“I think the full [Seventh Circuit Court of Appeals] panel is going to be the strategy the state takes,” attorney Len Kachinsky told reporters.
Kachinsky was appointed to represent Brendan Dassey following the confession he gave to investigators Tom Fassbender and Mark Wiegert on March 1, 2006. He is the lawyer who arranged Dassey’s meeting with investigator Michael O’Kelly, who talked the teen into giving a written confession, further implicating him in the murder. Kachinsky was not at the meeting. The lawyer admitted his goal was to reach a plea agreement and avoid trial. Instead, the Wisconsin Public Defender’s Office pulled Kachinsky from the case and replaced him with Mark Fremgen and Ray Edelstein.
Kachinsky was later cited for unethical conduct in the Dassey case, for allowing him to be interviewed by police without legal counsel. He was paid $15,268 in taxpayer money for five month’s of work before being de-certified from taking murder cases. He paid O’Kelly $5,519.
Leaving Dassey unrepresented during police questioning was not all that highlighted Kachinsky’s appearance in Making a Murderer. He spoke to media before trial and said Brendan had taken responsibility for Halbach’s death and suggested Steven Avery was guilty.
— NBC26 News (@NBC26) April 15, 2017
In the years after representing Dassey, Kachinsky continued working as a public defender and in private practice in Appleton, Wisconsin. He is now a municipal judge in the town of Menasha.
“I can’t be a full advocate for Dassey at this point, but I would expect the full panel of the Seventh Circuit is going to want to take a look at the case,” he said.
The full Seventh Circuit panel currently consists of 12 sitting judges.
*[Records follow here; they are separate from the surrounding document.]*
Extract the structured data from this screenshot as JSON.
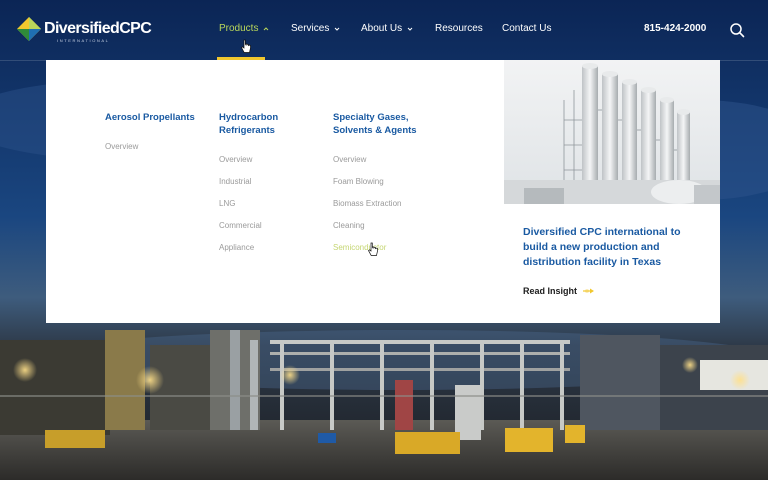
{
  "brand": {
    "name": "DiversifiedCPC",
    "sub": "INTERNATIONAL",
    "colors": {
      "navy": "#12376b",
      "accent_green": "#b9d65a",
      "accent_yellow": "#f1c72e",
      "link_blue": "#1a5aa2"
    }
  },
  "nav": {
    "items": [
      {
        "label": "Products",
        "active": true,
        "has_dropdown": true
      },
      {
        "label": "Services",
        "has_dropdown": true
      },
      {
        "label": "About Us",
        "has_dropdown": true
      },
      {
        "label": "Resources"
      },
      {
        "label": "Contact Us"
      }
    ],
    "phone": "815-424-2000",
    "search_icon": "search-icon"
  },
  "menu": {
    "columns": [
      {
        "title": "Aerosol Propellants",
        "links": [
          "Overview"
        ]
      },
      {
        "title": "Hydrocarbon Refrigerants",
        "links": [
          "Overview",
          "Industrial",
          "LNG",
          "Commercial",
          "Appliance"
        ]
      },
      {
        "title": "Specialty Gases, Solvents & Agents",
        "links": [
          "Overview",
          "Foam Blowing",
          "Biomass Extraction",
          "Cleaning",
          "Semiconductor"
        ]
      }
    ],
    "hovered_link": "Semiconductor",
    "feature": {
      "title": "Diversified CPC international to build a new production and distribution facility in Texas",
      "cta": "Read Insight"
    }
  }
}
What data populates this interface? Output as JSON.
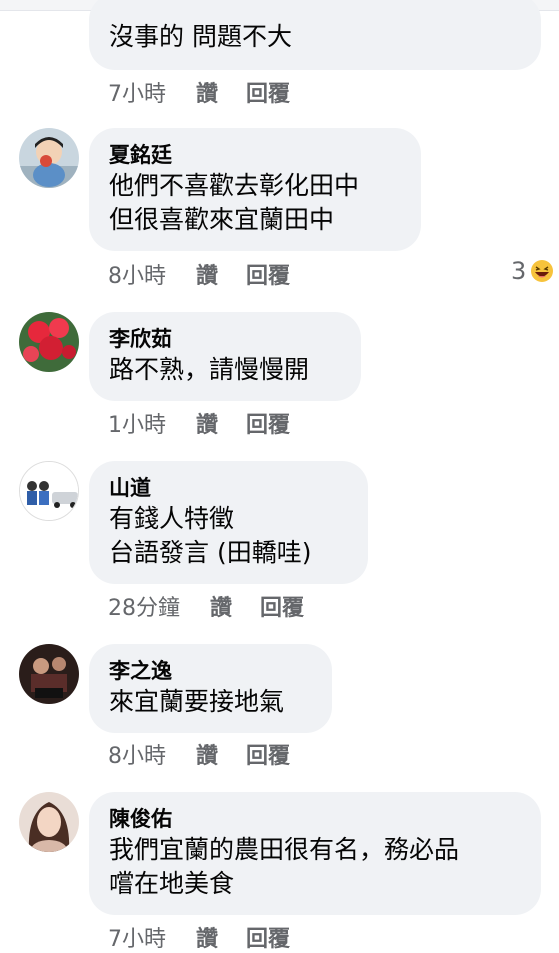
{
  "comments": [
    {
      "name": "",
      "lines": [
        "沒事的 問題不大"
      ],
      "time": "7小時",
      "like": "讚",
      "reply": "回覆"
    },
    {
      "name": "夏銘廷",
      "lines": [
        "他們不喜歡去彰化田中",
        "但很喜歡來宜蘭田中"
      ],
      "time": "8小時",
      "like": "讚",
      "reply": "回覆",
      "reaction_count": "3",
      "reaction_icon": "laughing-emoji-icon"
    },
    {
      "name": "李欣茹",
      "lines": [
        "路不熟，請慢慢開"
      ],
      "time": "1小時",
      "like": "讚",
      "reply": "回覆"
    },
    {
      "name": "山道",
      "lines": [
        "有錢人特徵",
        "台語發言 (田轎哇)"
      ],
      "time": "28分鐘",
      "like": "讚",
      "reply": "回覆"
    },
    {
      "name": "李之逸",
      "lines": [
        "來宜蘭要接地氣"
      ],
      "time": "8小時",
      "like": "讚",
      "reply": "回覆"
    },
    {
      "name": "陳俊佑",
      "lines": [
        "我們宜蘭的農田很有名，務必品",
        "嚐在地美食"
      ],
      "time": "7小時",
      "like": "讚",
      "reply": "回覆"
    }
  ],
  "colors": {
    "bubble": "#f0f2f5",
    "meta_text": "#65676b",
    "name_text": "#050505"
  }
}
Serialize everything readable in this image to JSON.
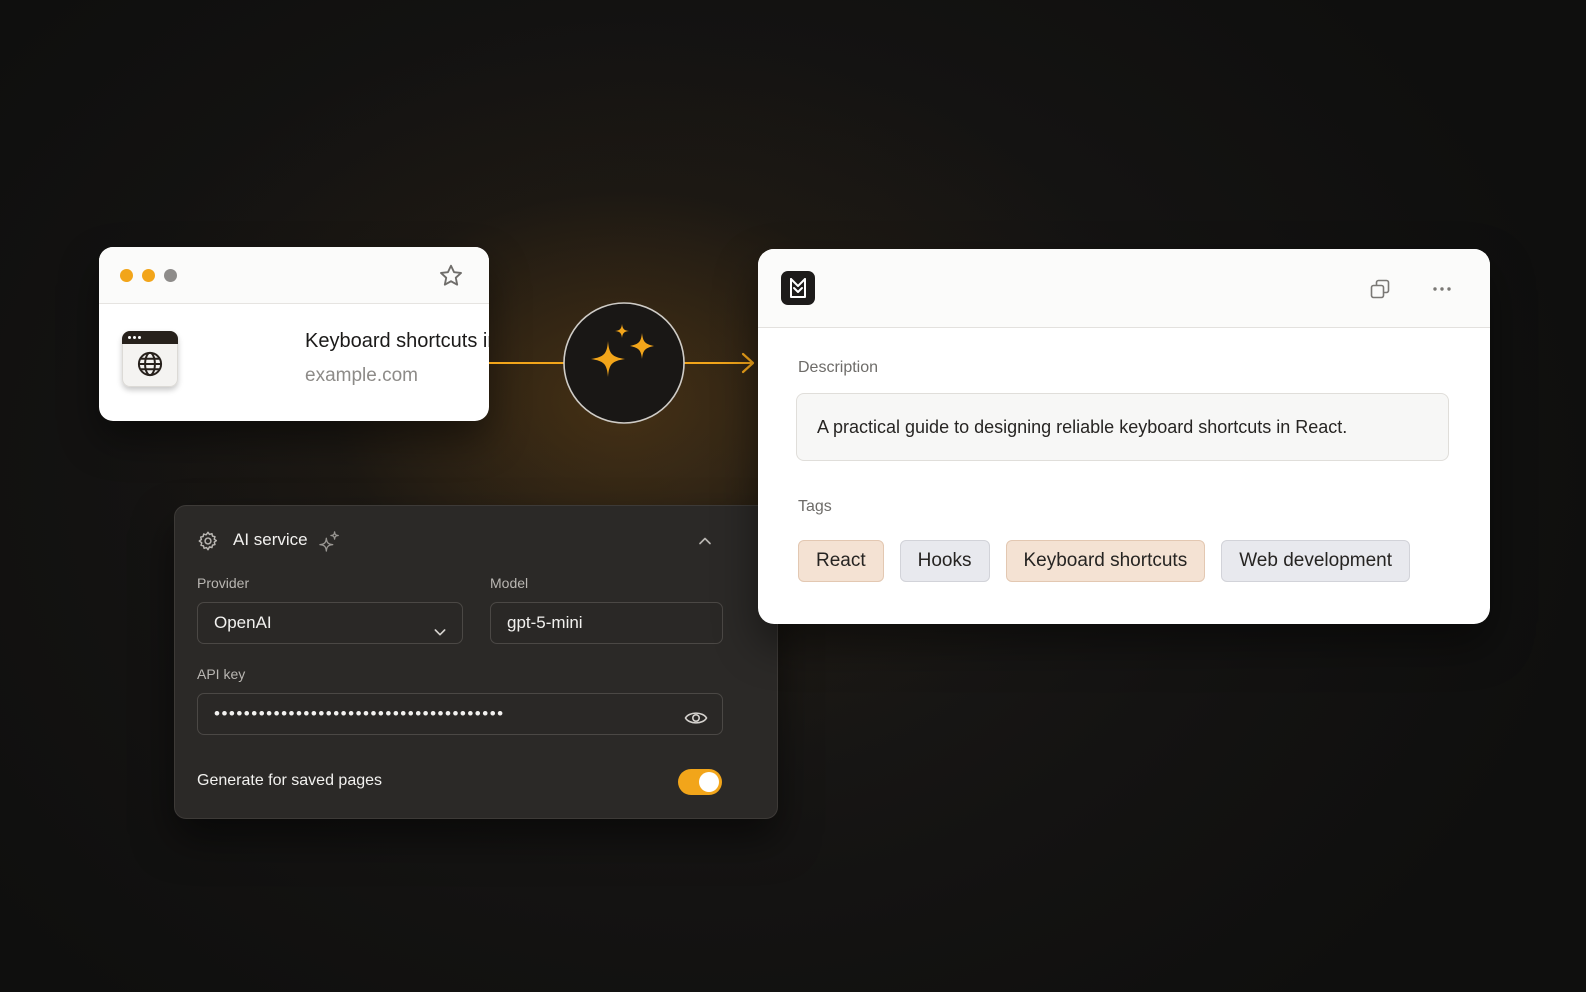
{
  "bookmark": {
    "title": "Keyboard shortcuts in React",
    "url": "example.com",
    "icons": {
      "favorite": "star-icon",
      "site": "globe-icon"
    },
    "window_dots": [
      "#f2a51a",
      "#f2a51a",
      "#8e8c8a"
    ]
  },
  "connector": {
    "icon": "sparkles-icon",
    "accent": "#f2a51a"
  },
  "ai_service": {
    "title": "AI service",
    "header_icon": "gear-icon",
    "title_icon": "sparkles-icon",
    "collapse_icon": "chevron-up-icon",
    "provider": {
      "label": "Provider",
      "value": "OpenAI"
    },
    "model": {
      "label": "Model",
      "value": "gpt-5-mini"
    },
    "api_key": {
      "label": "API key",
      "masked_value": "•••••••••••••••••••••••••••••••••••••••",
      "reveal_icon": "eye-icon"
    },
    "generate_toggle": {
      "label": "Generate for saved pages",
      "on": true
    }
  },
  "result": {
    "logo_icon": "app-logo-icon",
    "actions": [
      "copy-icon",
      "more-icon"
    ],
    "description": {
      "label": "Description",
      "text": "A practical guide to designing reliable keyboard shortcuts in React."
    },
    "tags": {
      "label": "Tags",
      "items": [
        "React",
        "Hooks",
        "Keyboard shortcuts",
        "Web development"
      ]
    }
  },
  "colors": {
    "accent": "#f2a51a",
    "background": "#131211",
    "panel": "#2b2927",
    "tag_warm": "#f4e2d3",
    "tag_cool": "#e8e9ee"
  }
}
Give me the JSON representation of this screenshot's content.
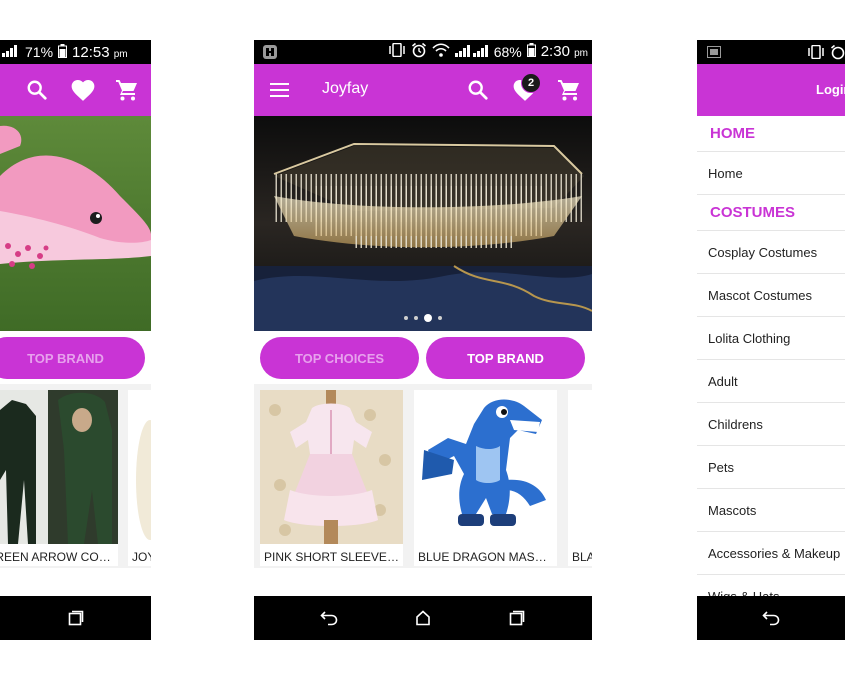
{
  "colors": {
    "accent": "#c934d5",
    "accent_dim_text": "#e7a1ed",
    "bar": "#000000"
  },
  "screen_left": {
    "status": {
      "battery": "71%",
      "time": "12:53",
      "ampm": "pm"
    },
    "icons": [
      "search-icon",
      "heart-icon",
      "cart-icon"
    ],
    "buttons": {
      "top_brand": "TOP BRAND"
    },
    "products": [
      {
        "name": "GREEN ARROW COSTUMES"
      },
      {
        "name": "JOY"
      }
    ]
  },
  "screen_center": {
    "status": {
      "battery": "68%",
      "time": "2:30",
      "ampm": "pm"
    },
    "appbar": {
      "title": "Joyfay",
      "wishlist_badge": "2"
    },
    "icons": [
      "menu-icon",
      "search-icon",
      "heart-icon",
      "cart-icon"
    ],
    "carousel": {
      "dots": 4,
      "active_dot": 3
    },
    "buttons": {
      "top_choices": "TOP CHOICES",
      "top_brand": "TOP BRAND"
    },
    "products": [
      {
        "name": "PINK SHORT SLEEVES LOLITA DRESS"
      },
      {
        "name": "BLUE DRAGON MASCOT COSTUME"
      },
      {
        "name": "BLA"
      }
    ]
  },
  "screen_right": {
    "appbar": {
      "title": "Login"
    },
    "menu": {
      "home_header": "HOME",
      "home_items": [
        "Home"
      ],
      "costumes_header": "COSTUMES",
      "costume_items": [
        "Cosplay Costumes",
        "Mascot Costumes",
        "Lolita Clothing",
        "Adult",
        "Childrens",
        "Pets",
        "Mascots",
        "Accessories & Makeup",
        "Wigs & Hats"
      ]
    }
  }
}
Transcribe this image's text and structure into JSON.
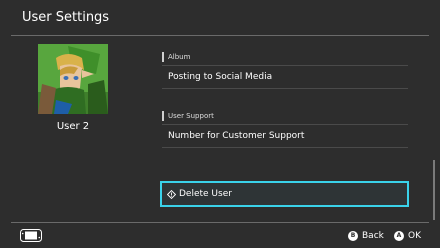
{
  "header": {
    "title": "User Settings"
  },
  "user": {
    "name": "User 2",
    "avatar_icon": "link-character-avatar"
  },
  "sections": {
    "album": {
      "header": "Album",
      "item": "Posting to Social Media"
    },
    "user_support": {
      "header": "User Support",
      "item": "Number for Customer Support"
    }
  },
  "actions": {
    "delete_user": "Delete User",
    "delete_icon": "warning-diamond-icon"
  },
  "footer": {
    "console_icon": "switch-console-icon",
    "back_button_glyph": "B",
    "back_label": "Back",
    "ok_button_glyph": "A",
    "ok_label": "OK"
  },
  "colors": {
    "background": "#2d2d2d",
    "focus_highlight": "#3ad2ea",
    "divider": "#6a6a6a"
  }
}
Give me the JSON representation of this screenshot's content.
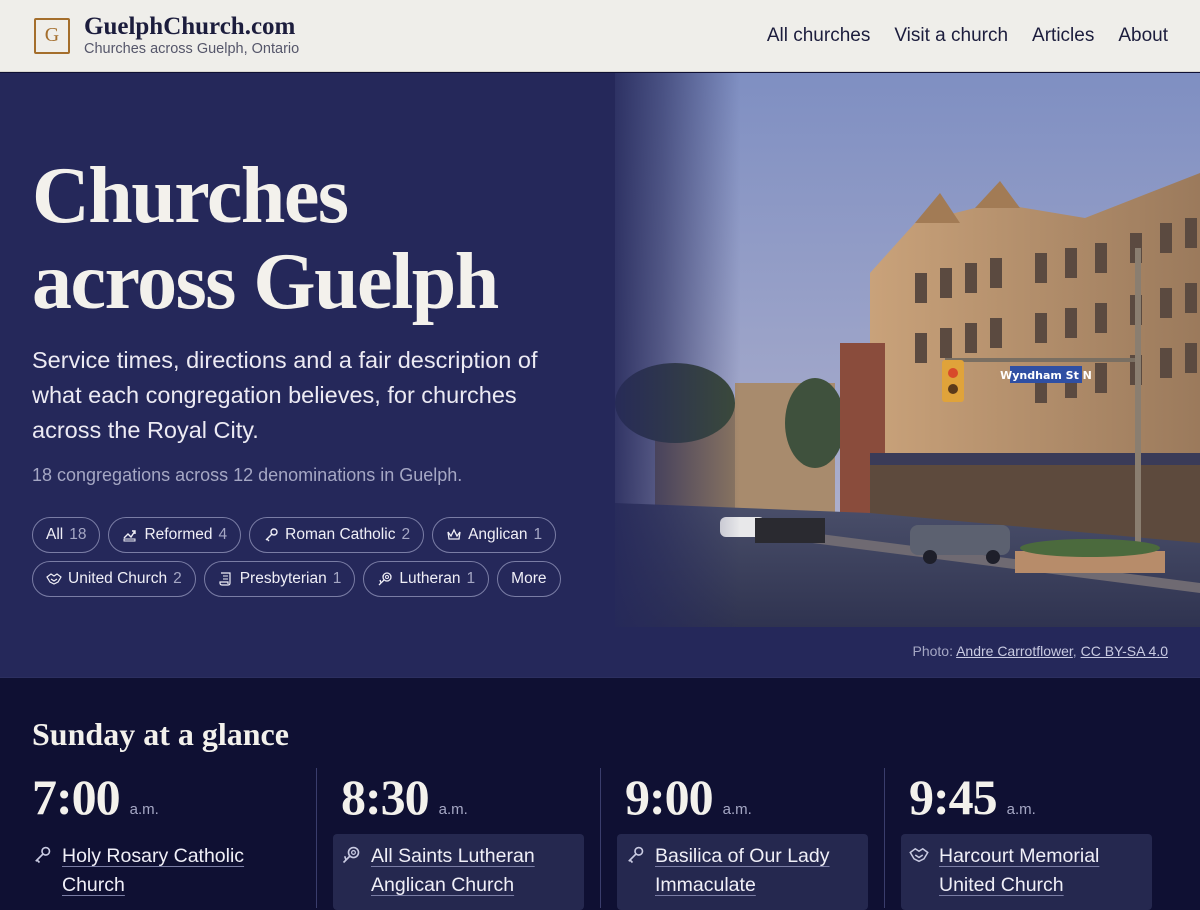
{
  "site": {
    "logo_letter": "G",
    "name": "GuelphChurch.com",
    "tagline": "Churches across Guelph, Ontario"
  },
  "nav": [
    {
      "label": "All churches"
    },
    {
      "label": "Visit a church"
    },
    {
      "label": "Articles"
    },
    {
      "label": "About"
    }
  ],
  "hero": {
    "title_line1": "Churches",
    "title_line2": "across Guelph",
    "lead": "Service times, directions and a fair description of what each congregation believes, for churches across the Royal City.",
    "count": "18 congregations across 12 denominations in Guelph.",
    "street_sign": "Wyndham St N",
    "chips": [
      {
        "label": "All",
        "count": "18",
        "icon": "none"
      },
      {
        "label": "Reformed",
        "count": "4",
        "icon": "reformed-icon"
      },
      {
        "label": "Roman Catholic",
        "count": "2",
        "icon": "key-icon"
      },
      {
        "label": "Anglican",
        "count": "1",
        "icon": "crown-icon"
      },
      {
        "label": "United Church",
        "count": "2",
        "icon": "handshake-icon"
      },
      {
        "label": "Presbyterian",
        "count": "1",
        "icon": "scroll-icon"
      },
      {
        "label": "Lutheran",
        "count": "1",
        "icon": "rose-icon"
      },
      {
        "label": "More",
        "count": "",
        "icon": "none"
      }
    ],
    "credit": {
      "prefix": "Photo: ",
      "author": "Andre Carrotflower",
      "separator": ", ",
      "license": "CC BY-SA 4.0"
    }
  },
  "sunday": {
    "title": "Sunday at a glance",
    "slots": [
      {
        "time": "7:00",
        "ampm": "a.m.",
        "church_line1": "Holy Rosary Catholic",
        "church_line2": "Church",
        "icon": "key-icon"
      },
      {
        "time": "8:30",
        "ampm": "a.m.",
        "church_line1": "All Saints Lutheran",
        "church_line2": "Anglican Church",
        "icon": "rose-icon"
      },
      {
        "time": "9:00",
        "ampm": "a.m.",
        "church_line1": "Basilica of Our Lady",
        "church_line2": "Immaculate",
        "icon": "key-icon"
      },
      {
        "time": "9:45",
        "ampm": "a.m.",
        "church_line1": "Harcourt Memorial",
        "church_line2": "United Church",
        "icon": "handshake-icon"
      }
    ]
  },
  "colors": {
    "header_bg": "#efeeea",
    "hero_bg": "#25285a",
    "sunday_bg": "#0f1033",
    "accent": "#a46e2c"
  }
}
Three made up the panel that Thursday upheld the 2016 ruling that Dassey’s confession to Wiegert and Fassbender was involuntary. If Schimel is unsuccessful in front of the full panel, his next option would the Supreme Court, something Kachinsky says would be a risky move.
“Even though this (case) has some unique issues, the Supreme Court takes so few cases, they probably wouldn’t want to take the chance on that,” Kachinsky said.
Last year, Kachinsky told the USA Today that his biggest regret in the Dassey case was his decision to hire O’Kelly, who he said failed to communicate with him.
Making a Murderer: Brendan Dassey conviction overturned https://t.co/urpDI7WbMF
— BBC News (World) (@BBCWorld) June 23, 2017
“He was a loose cannon, and I tried to rein him in,” Kachinsky said.
O’Kelly still works as an investigator for various public defenders around the country. Footage of him sobbing when shown a photograph of a blue ribbon and Teresa Halbach’s church is included in Making a Murderer.
A decision whether Brendan Dassey will be released on bail is expected by 5 p.m., Monday. If the court grants him bail, he could be heading home next week.
Schimel’s office also has the option of retrying him without the confession within 90 days of last Thursday’s ruling.
[Featured Image by Morry Gash/AP Images]